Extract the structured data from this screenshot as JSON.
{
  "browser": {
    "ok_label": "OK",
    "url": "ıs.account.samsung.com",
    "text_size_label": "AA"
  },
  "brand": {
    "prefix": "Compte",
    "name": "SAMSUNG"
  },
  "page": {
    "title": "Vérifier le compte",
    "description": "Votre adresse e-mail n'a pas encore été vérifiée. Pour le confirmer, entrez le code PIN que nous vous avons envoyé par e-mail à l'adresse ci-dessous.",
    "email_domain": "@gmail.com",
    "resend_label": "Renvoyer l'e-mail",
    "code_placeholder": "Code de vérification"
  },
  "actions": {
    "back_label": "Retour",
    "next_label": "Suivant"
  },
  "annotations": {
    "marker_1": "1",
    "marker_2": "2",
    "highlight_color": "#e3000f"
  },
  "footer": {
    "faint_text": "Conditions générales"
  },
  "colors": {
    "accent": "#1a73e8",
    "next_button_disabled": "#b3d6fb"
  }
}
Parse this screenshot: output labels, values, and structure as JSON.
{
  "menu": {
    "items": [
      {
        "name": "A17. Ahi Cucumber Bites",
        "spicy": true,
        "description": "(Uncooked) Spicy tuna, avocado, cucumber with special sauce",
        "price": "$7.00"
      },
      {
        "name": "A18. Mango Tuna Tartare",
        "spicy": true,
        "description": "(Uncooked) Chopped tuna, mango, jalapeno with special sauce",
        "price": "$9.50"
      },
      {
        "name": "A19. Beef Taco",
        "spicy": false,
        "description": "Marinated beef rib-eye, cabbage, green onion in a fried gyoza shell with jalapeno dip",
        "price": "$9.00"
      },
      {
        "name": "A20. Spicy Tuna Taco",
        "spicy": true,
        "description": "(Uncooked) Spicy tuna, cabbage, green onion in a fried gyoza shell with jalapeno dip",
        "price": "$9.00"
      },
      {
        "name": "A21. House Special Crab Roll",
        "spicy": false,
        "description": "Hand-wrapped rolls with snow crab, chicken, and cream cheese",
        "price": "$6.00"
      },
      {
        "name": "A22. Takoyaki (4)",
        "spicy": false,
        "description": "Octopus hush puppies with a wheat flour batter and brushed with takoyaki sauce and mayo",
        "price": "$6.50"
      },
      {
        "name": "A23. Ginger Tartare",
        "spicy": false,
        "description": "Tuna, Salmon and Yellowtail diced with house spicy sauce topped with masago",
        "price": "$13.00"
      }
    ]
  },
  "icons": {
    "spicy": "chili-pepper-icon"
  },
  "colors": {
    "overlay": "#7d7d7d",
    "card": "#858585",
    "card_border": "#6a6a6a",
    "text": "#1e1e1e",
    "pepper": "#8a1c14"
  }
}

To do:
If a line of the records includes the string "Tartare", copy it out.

Result for this exercise:
        "name": "A18. Mango Tuna Tartare",
        "name": "A23. Ginger Tartare",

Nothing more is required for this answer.